- [WHAT YOU ARE ASKED TO DO] Find the string "placeholder" in the records and copy each line where it occurs.

======== SUPPLIED ENTRIES ========

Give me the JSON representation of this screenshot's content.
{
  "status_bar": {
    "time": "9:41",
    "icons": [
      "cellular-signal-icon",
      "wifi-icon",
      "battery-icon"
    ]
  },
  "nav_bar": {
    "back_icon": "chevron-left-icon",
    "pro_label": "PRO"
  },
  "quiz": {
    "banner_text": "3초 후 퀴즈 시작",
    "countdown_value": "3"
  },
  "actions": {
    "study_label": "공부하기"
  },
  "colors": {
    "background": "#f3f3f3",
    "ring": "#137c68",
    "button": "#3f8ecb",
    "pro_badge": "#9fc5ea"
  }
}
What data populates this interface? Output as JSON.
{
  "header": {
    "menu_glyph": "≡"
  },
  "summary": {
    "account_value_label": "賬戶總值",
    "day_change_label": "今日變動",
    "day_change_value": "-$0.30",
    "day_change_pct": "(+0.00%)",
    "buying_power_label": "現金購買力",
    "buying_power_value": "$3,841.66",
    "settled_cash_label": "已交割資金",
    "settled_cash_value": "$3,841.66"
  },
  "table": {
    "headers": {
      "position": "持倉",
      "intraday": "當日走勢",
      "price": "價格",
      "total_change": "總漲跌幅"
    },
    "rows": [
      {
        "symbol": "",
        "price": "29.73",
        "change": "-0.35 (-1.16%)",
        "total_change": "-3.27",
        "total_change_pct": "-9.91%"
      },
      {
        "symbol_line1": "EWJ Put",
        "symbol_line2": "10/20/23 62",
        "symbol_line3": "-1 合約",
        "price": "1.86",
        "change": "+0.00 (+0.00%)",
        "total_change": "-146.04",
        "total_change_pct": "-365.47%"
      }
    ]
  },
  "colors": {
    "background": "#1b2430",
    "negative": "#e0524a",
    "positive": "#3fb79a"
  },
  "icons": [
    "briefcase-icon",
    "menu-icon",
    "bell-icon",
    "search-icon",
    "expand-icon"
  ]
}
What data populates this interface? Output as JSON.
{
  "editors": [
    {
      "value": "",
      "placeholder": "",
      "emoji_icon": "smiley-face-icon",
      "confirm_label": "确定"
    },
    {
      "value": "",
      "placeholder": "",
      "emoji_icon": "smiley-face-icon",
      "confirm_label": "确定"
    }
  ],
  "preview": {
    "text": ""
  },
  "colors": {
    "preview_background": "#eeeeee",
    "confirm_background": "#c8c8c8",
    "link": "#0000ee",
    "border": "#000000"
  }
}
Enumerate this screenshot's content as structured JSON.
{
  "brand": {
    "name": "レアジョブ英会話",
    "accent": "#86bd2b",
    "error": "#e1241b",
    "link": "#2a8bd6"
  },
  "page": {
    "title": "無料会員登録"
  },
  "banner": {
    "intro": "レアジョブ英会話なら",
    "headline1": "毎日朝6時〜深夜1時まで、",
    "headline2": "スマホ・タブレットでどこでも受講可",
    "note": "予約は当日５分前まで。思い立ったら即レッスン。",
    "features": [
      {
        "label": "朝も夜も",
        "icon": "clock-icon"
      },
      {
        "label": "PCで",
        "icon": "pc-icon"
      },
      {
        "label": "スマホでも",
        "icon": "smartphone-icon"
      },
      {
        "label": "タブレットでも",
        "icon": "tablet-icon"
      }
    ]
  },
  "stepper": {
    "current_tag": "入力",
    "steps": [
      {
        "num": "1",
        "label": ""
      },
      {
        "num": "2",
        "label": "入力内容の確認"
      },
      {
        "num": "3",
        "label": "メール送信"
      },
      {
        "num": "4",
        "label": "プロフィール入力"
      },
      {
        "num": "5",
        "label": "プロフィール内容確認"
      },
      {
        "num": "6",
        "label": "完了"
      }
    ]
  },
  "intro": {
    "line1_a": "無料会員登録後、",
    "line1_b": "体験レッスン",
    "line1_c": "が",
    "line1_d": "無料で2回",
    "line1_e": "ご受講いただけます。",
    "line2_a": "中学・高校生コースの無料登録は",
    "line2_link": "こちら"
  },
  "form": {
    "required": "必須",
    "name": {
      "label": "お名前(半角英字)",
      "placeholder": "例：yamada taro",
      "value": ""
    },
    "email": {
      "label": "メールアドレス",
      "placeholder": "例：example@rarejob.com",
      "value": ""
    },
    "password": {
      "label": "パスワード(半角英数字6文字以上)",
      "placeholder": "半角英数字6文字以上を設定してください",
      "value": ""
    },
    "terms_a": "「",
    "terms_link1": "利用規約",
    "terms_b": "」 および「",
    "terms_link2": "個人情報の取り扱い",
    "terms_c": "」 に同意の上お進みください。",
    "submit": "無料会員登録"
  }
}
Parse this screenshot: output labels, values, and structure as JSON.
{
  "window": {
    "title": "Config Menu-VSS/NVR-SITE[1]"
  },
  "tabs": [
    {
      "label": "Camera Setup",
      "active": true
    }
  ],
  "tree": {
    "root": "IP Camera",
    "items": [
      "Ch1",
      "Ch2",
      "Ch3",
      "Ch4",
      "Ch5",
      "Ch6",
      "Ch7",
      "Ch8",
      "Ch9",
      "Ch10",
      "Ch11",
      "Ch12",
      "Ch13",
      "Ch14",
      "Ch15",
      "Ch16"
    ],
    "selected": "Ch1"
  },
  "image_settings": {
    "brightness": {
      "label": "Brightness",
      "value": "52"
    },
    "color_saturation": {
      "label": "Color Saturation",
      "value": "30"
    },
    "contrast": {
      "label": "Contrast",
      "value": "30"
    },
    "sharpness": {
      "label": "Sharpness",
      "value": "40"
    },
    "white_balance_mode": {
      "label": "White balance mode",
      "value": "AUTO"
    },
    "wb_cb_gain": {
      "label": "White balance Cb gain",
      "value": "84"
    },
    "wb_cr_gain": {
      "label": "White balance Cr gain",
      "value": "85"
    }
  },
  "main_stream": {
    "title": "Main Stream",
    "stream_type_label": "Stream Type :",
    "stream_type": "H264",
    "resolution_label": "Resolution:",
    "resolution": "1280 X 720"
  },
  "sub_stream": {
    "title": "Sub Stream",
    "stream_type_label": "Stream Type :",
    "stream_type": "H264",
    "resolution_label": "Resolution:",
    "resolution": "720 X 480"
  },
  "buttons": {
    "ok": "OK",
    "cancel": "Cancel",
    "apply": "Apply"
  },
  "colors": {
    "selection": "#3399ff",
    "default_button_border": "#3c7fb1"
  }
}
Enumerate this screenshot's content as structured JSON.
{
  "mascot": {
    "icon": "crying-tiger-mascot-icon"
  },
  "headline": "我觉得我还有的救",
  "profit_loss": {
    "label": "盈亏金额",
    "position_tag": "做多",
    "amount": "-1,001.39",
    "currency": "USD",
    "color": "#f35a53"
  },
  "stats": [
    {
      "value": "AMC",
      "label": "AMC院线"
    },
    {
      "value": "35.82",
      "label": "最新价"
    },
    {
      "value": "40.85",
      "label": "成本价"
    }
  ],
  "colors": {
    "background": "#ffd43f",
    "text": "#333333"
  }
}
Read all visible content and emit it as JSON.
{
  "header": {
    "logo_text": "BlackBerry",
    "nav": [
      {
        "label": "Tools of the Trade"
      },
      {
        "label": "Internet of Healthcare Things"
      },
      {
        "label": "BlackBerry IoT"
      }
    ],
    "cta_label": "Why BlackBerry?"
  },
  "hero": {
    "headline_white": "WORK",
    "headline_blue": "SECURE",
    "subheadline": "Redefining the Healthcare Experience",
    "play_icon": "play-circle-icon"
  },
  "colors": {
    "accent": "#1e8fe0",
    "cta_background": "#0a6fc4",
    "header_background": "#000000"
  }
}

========

- [WORKED SOLUTION]
      "placeholder": "",
      "placeholder": "",
      "placeholder": "例：yamada taro",
      "placeholder": "例：example@rarejob.com",
      "placeholder": "半角英数字6文字以上を設定してください",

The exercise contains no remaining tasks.